=== DATA FOR THE TASK ===

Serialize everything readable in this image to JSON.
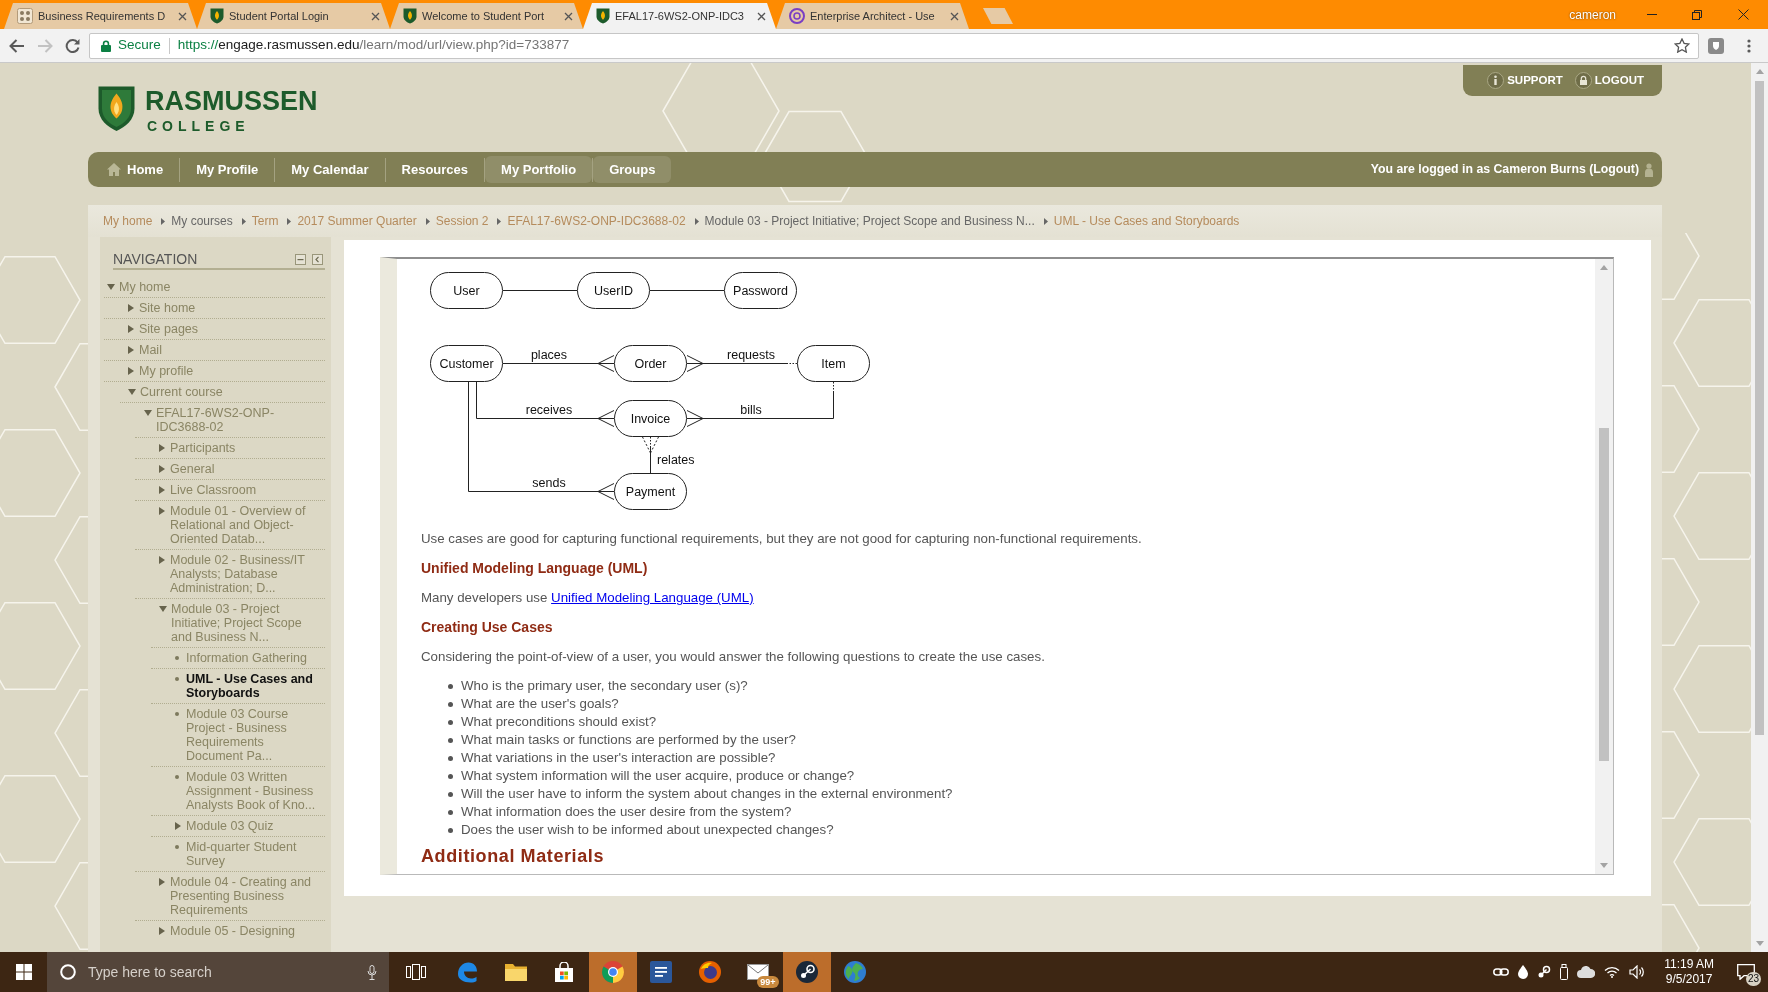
{
  "browser": {
    "tabs": [
      {
        "title": "Business Requirements D",
        "selected": false
      },
      {
        "title": "Student Portal Login",
        "selected": false
      },
      {
        "title": "Welcome to Student Port",
        "selected": false
      },
      {
        "title": "EFAL17-6WS2-ONP-IDC3",
        "selected": true
      },
      {
        "title": "Enterprise Architect - Use",
        "selected": false
      }
    ],
    "profile": "cameron",
    "can_go_forward": false,
    "security_label": "Secure",
    "url": {
      "scheme": "https://",
      "host": "engage.rasmussen.edu",
      "path": "/learn/mod/url/view.php?id=733877"
    }
  },
  "header": {
    "logo": {
      "name": "RASMUSSEN",
      "subtitle": "COLLEGE"
    },
    "top_links": [
      {
        "label": "SUPPORT"
      },
      {
        "label": "LOGOUT"
      }
    ]
  },
  "main_menu": {
    "items": [
      {
        "label": "Home",
        "highlighted": false
      },
      {
        "label": "My Profile",
        "highlighted": false
      },
      {
        "label": "My Calendar",
        "highlighted": false
      },
      {
        "label": "Resources",
        "highlighted": false
      },
      {
        "label": "My Portfolio",
        "highlighted": true
      },
      {
        "label": "Groups",
        "highlighted": true
      }
    ],
    "user_info": "You are logged in as Cameron Burns (Logout)"
  },
  "breadcrumb": [
    {
      "label": "My home",
      "link": true
    },
    {
      "label": "My courses",
      "link": false
    },
    {
      "label": "Term",
      "link": true
    },
    {
      "label": "2017 Summer Quarter",
      "link": true
    },
    {
      "label": "Session 2",
      "link": true
    },
    {
      "label": "EFAL17-6WS2-ONP-IDC3688-02",
      "link": true
    },
    {
      "label": "Module 03 - Project Initiative; Project Scope and Business N...",
      "link": false
    },
    {
      "label": "UML - Use Cases and Storyboards",
      "link": true
    }
  ],
  "sidebar": {
    "title": "NAVIGATION",
    "tree": [
      {
        "label": "My home",
        "kind": "branch",
        "expanded": true,
        "selected": false,
        "children": [
          {
            "label": "Site home",
            "kind": "branch",
            "expanded": false,
            "selected": false
          },
          {
            "label": "Site pages",
            "kind": "branch",
            "expanded": false,
            "selected": false
          },
          {
            "label": "Mail",
            "kind": "branch",
            "expanded": false,
            "selected": false
          },
          {
            "label": "My profile",
            "kind": "branch",
            "expanded": false,
            "selected": false
          },
          {
            "label": "Current course",
            "kind": "branch",
            "expanded": true,
            "selected": false,
            "children": [
              {
                "label": "EFAL17-6WS2-ONP-IDC3688-02",
                "kind": "branch",
                "expanded": true,
                "selected": false,
                "children": [
                  {
                    "label": "Participants",
                    "kind": "branch",
                    "expanded": false,
                    "selected": false
                  },
                  {
                    "label": "General",
                    "kind": "branch",
                    "expanded": false,
                    "selected": false
                  },
                  {
                    "label": "Live Classroom",
                    "kind": "branch",
                    "expanded": false,
                    "selected": false
                  },
                  {
                    "label": "Module 01 - Overview of Relational and Object-Oriented Datab...",
                    "kind": "branch",
                    "expanded": false,
                    "selected": false
                  },
                  {
                    "label": "Module 02 - Business/IT Analysts; Database Administration; D...",
                    "kind": "branch",
                    "expanded": false,
                    "selected": false
                  },
                  {
                    "label": "Module 03 - Project Initiative; Project Scope and Business N...",
                    "kind": "branch",
                    "expanded": true,
                    "selected": false,
                    "children": [
                      {
                        "label": "Information Gathering",
                        "kind": "leaf",
                        "selected": false
                      },
                      {
                        "label": "UML - Use Cases and Storyboards",
                        "kind": "leaf",
                        "selected": true
                      },
                      {
                        "label": "Module 03 Course Project - Business Requirements Document Pa...",
                        "kind": "leaf",
                        "selected": false
                      },
                      {
                        "label": "Module 03 Written Assignment - Business Analysts Book of Kno...",
                        "kind": "leaf",
                        "selected": false
                      },
                      {
                        "label": "Module 03 Quiz",
                        "kind": "branch",
                        "expanded": false,
                        "selected": false
                      },
                      {
                        "label": "Mid-quarter Student Survey",
                        "kind": "leaf",
                        "selected": false
                      }
                    ]
                  },
                  {
                    "label": "Module 04 - Creating and Presenting Business Requirements",
                    "kind": "branch",
                    "expanded": false,
                    "selected": false
                  },
                  {
                    "label": "Module 05 - Designing",
                    "kind": "branch",
                    "expanded": false,
                    "selected": false
                  }
                ]
              }
            ]
          }
        ]
      }
    ]
  },
  "content": {
    "diagram": {
      "entities": [
        {
          "label": "User"
        },
        {
          "label": "UserID"
        },
        {
          "label": "Password"
        },
        {
          "label": "Customer"
        },
        {
          "label": "Order"
        },
        {
          "label": "Item"
        },
        {
          "label": "Invoice"
        },
        {
          "label": "Payment"
        }
      ],
      "links": [
        {
          "kind": "plain"
        },
        {
          "kind": "plain"
        },
        {
          "label": "places",
          "kind": "crowfoot-end"
        },
        {
          "label": "requests",
          "kind": "crowfoot-start"
        },
        {
          "label": "receives",
          "kind": "crowfoot-end"
        },
        {
          "label": "bills",
          "kind": "crowfoot-start"
        },
        {
          "label": "relates",
          "kind": "dashed-crowfoot-start"
        },
        {
          "label": "sends",
          "kind": "crowfoot-end"
        }
      ]
    },
    "blocks": [
      {
        "kind": "paragraph",
        "text": "Use cases are good for capturing functional requirements, but they are not good for capturing non-functional requirements."
      },
      {
        "kind": "heading",
        "text": "Unified Modeling Language (UML)"
      },
      {
        "kind": "link_paragraph",
        "text": "Many developers use",
        "link": "Unified Modeling Language (UML)"
      },
      {
        "kind": "heading",
        "text": "Creating Use Cases"
      },
      {
        "kind": "paragraph",
        "text": "Considering the point-of-view of a user, you would answer the following questions to create the use cases."
      },
      {
        "kind": "list",
        "items": [
          "Who is the primary user, the secondary user (s)?",
          "What are the user's goals?",
          "What preconditions should exist?",
          "What main tasks or functions are performed by the user?",
          "What variations in the user's interaction are possible?",
          "What system information will the user acquire, produce or change?",
          "Will the user have to inform the system about changes in the external environment?",
          "What information does the user desire from the system?",
          "Does the user wish to be informed about unexpected changes?"
        ]
      },
      {
        "kind": "title",
        "text": "Additional Materials"
      }
    ]
  },
  "taskbar": {
    "search_placeholder": "Type here to search",
    "apps": [
      {
        "highlighted": false
      },
      {
        "highlighted": false
      },
      {
        "highlighted": false
      },
      {
        "highlighted": true
      },
      {
        "highlighted": false
      },
      {
        "highlighted": false
      },
      {
        "highlighted": false,
        "badge": "99+"
      },
      {
        "highlighted": true
      },
      {
        "highlighted": false
      }
    ],
    "clock": {
      "time": "11:19 AM",
      "date": "9/5/2017"
    },
    "notification_count": "23"
  }
}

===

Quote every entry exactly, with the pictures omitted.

**EXERCISE OUTPUT:**
Serialize everything readable in this image to JSON.
{
  "browser": {
    "tabs": [
      {
        "title": "Business Requirements D",
        "selected": false
      },
      {
        "title": "Student Portal Login",
        "selected": false
      },
      {
        "title": "Welcome to Student Port",
        "selected": false
      },
      {
        "title": "EFAL17-6WS2-ONP-IDC3",
        "selected": true
      },
      {
        "title": "Enterprise Architect - Use",
        "selected": false
      }
    ],
    "profile": "cameron",
    "can_go_forward": false,
    "security_label": "Secure",
    "url": {
      "scheme": "https://",
      "host": "engage.rasmussen.edu",
      "path": "/learn/mod/url/view.php?id=733877"
    }
  },
  "header": {
    "logo": {
      "name": "RASMUSSEN",
      "subtitle": "COLLEGE"
    },
    "top_links": [
      {
        "label": "SUPPORT"
      },
      {
        "label": "LOGOUT"
      }
    ]
  },
  "main_menu": {
    "items": [
      {
        "label": "Home",
        "highlighted": false
      },
      {
        "label": "My Profile",
        "highlighted": false
      },
      {
        "label": "My Calendar",
        "highlighted": false
      },
      {
        "label": "Resources",
        "highlighted": false
      },
      {
        "label": "My Portfolio",
        "highlighted": true
      },
      {
        "label": "Groups",
        "highlighted": true
      }
    ],
    "user_info": "You are logged in as Cameron Burns (Logout)"
  },
  "breadcrumb": [
    {
      "label": "My home",
      "link": true
    },
    {
      "label": "My courses",
      "link": false
    },
    {
      "label": "Term",
      "link": true
    },
    {
      "label": "2017 Summer Quarter",
      "link": true
    },
    {
      "label": "Session 2",
      "link": true
    },
    {
      "label": "EFAL17-6WS2-ONP-IDC3688-02",
      "link": true
    },
    {
      "label": "Module 03 - Project Initiative; Project Scope and Business N...",
      "link": false
    },
    {
      "label": "UML - Use Cases and Storyboards",
      "link": true
    }
  ],
  "sidebar": {
    "title": "NAVIGATION",
    "tree": [
      {
        "label": "My home",
        "kind": "branch",
        "expanded": true,
        "selected": false,
        "children": [
          {
            "label": "Site home",
            "kind": "branch",
            "expanded": false,
            "selected": false
          },
          {
            "label": "Site pages",
            "kind": "branch",
            "expanded": false,
            "selected": false
          },
          {
            "label": "Mail",
            "kind": "branch",
            "expanded": false,
            "selected": false
          },
          {
            "label": "My profile",
            "kind": "branch",
            "expanded": false,
            "selected": false
          },
          {
            "label": "Current course",
            "kind": "branch",
            "expanded": true,
            "selected": false,
            "children": [
              {
                "label": "EFAL17-6WS2-ONP-IDC3688-02",
                "kind": "branch",
                "expanded": true,
                "selected": false,
                "children": [
                  {
                    "label": "Participants",
                    "kind": "branch",
                    "expanded": false,
                    "selected": false
                  },
                  {
                    "label": "General",
                    "kind": "branch",
                    "expanded": false,
                    "selected": false
                  },
                  {
                    "label": "Live Classroom",
                    "kind": "branch",
                    "expanded": false,
                    "selected": false
                  },
                  {
                    "label": "Module 01 - Overview of Relational and Object-Oriented Datab...",
                    "kind": "branch",
                    "expanded": false,
                    "selected": false
                  },
                  {
                    "label": "Module 02 - Business/IT Analysts; Database Administration; D...",
                    "kind": "branch",
                    "expanded": false,
                    "selected": false
                  },
                  {
                    "label": "Module 03 - Project Initiative; Project Scope and Business N...",
                    "kind": "branch",
                    "expanded": true,
                    "selected": false,
                    "children": [
                      {
                        "label": "Information Gathering",
                        "kind": "leaf",
                        "selected": false
                      },
                      {
                        "label": "UML - Use Cases and Storyboards",
                        "kind": "leaf",
                        "selected": true
                      },
                      {
                        "label": "Module 03 Course Project - Business Requirements Document Pa...",
                        "kind": "leaf",
                        "selected": false
                      },
                      {
                        "label": "Module 03 Written Assignment - Business Analysts Book of Kno...",
                        "kind": "leaf",
                        "selected": false
                      },
                      {
                        "label": "Module 03 Quiz",
                        "kind": "branch",
                        "expanded": false,
                        "selected": false
                      },
                      {
                        "label": "Mid-quarter Student Survey",
                        "kind": "leaf",
                        "selected": false
                      }
                    ]
                  },
                  {
                    "label": "Module 04 - Creating and Presenting Business Requirements",
                    "kind": "branch",
                    "expanded": false,
                    "selected": false
                  },
                  {
                    "label": "Module 05 - Designing",
                    "kind": "branch",
                    "expanded": false,
                    "selected": false
                  }
                ]
              }
            ]
          }
        ]
      }
    ]
  },
  "content": {
    "diagram": {
      "entities": [
        {
          "label": "User"
        },
        {
          "label": "UserID"
        },
        {
          "label": "Password"
        },
        {
          "label": "Customer"
        },
        {
          "label": "Order"
        },
        {
          "label": "Item"
        },
        {
          "label": "Invoice"
        },
        {
          "label": "Payment"
        }
      ],
      "links": [
        {
          "kind": "plain"
        },
        {
          "kind": "plain"
        },
        {
          "label": "places",
          "kind": "crowfoot-end"
        },
        {
          "label": "requests",
          "kind": "crowfoot-start"
        },
        {
          "label": "receives",
          "kind": "crowfoot-end"
        },
        {
          "label": "bills",
          "kind": "crowfoot-start"
        },
        {
          "label": "relates",
          "kind": "dashed-crowfoot-start"
        },
        {
          "label": "sends",
          "kind": "crowfoot-end"
        }
      ]
    },
    "blocks": [
      {
        "kind": "paragraph",
        "text": "Use cases are good for capturing functional requirements, but they are not good for capturing non-functional requirements."
      },
      {
        "kind": "heading",
        "text": "Unified Modeling Language (UML)"
      },
      {
        "kind": "link_paragraph",
        "text": "Many developers use",
        "link": "Unified Modeling Language (UML)"
      },
      {
        "kind": "heading",
        "text": "Creating Use Cases"
      },
      {
        "kind": "paragraph",
        "text": "Considering the point-of-view of a user, you would answer the following questions to create the use cases."
      },
      {
        "kind": "list",
        "items": [
          "Who is the primary user, the secondary user (s)?",
          "What are the user's goals?",
          "What preconditions should exist?",
          "What main tasks or functions are performed by the user?",
          "What variations in the user's interaction are possible?",
          "What system information will the user acquire, produce or change?",
          "Will the user have to inform the system about changes in the external environment?",
          "What information does the user desire from the system?",
          "Does the user wish to be informed about unexpected changes?"
        ]
      },
      {
        "kind": "title",
        "text": "Additional Materials"
      }
    ]
  },
  "taskbar": {
    "search_placeholder": "Type here to search",
    "apps": [
      {
        "highlighted": false
      },
      {
        "highlighted": false
      },
      {
        "highlighted": false
      },
      {
        "highlighted": true
      },
      {
        "highlighted": false
      },
      {
        "highlighted": false
      },
      {
        "highlighted": false,
        "badge": "99+"
      },
      {
        "highlighted": true
      },
      {
        "highlighted": false
      }
    ],
    "clock": {
      "time": "11:19 AM",
      "date": "9/5/2017"
    },
    "notification_count": "23"
  }
}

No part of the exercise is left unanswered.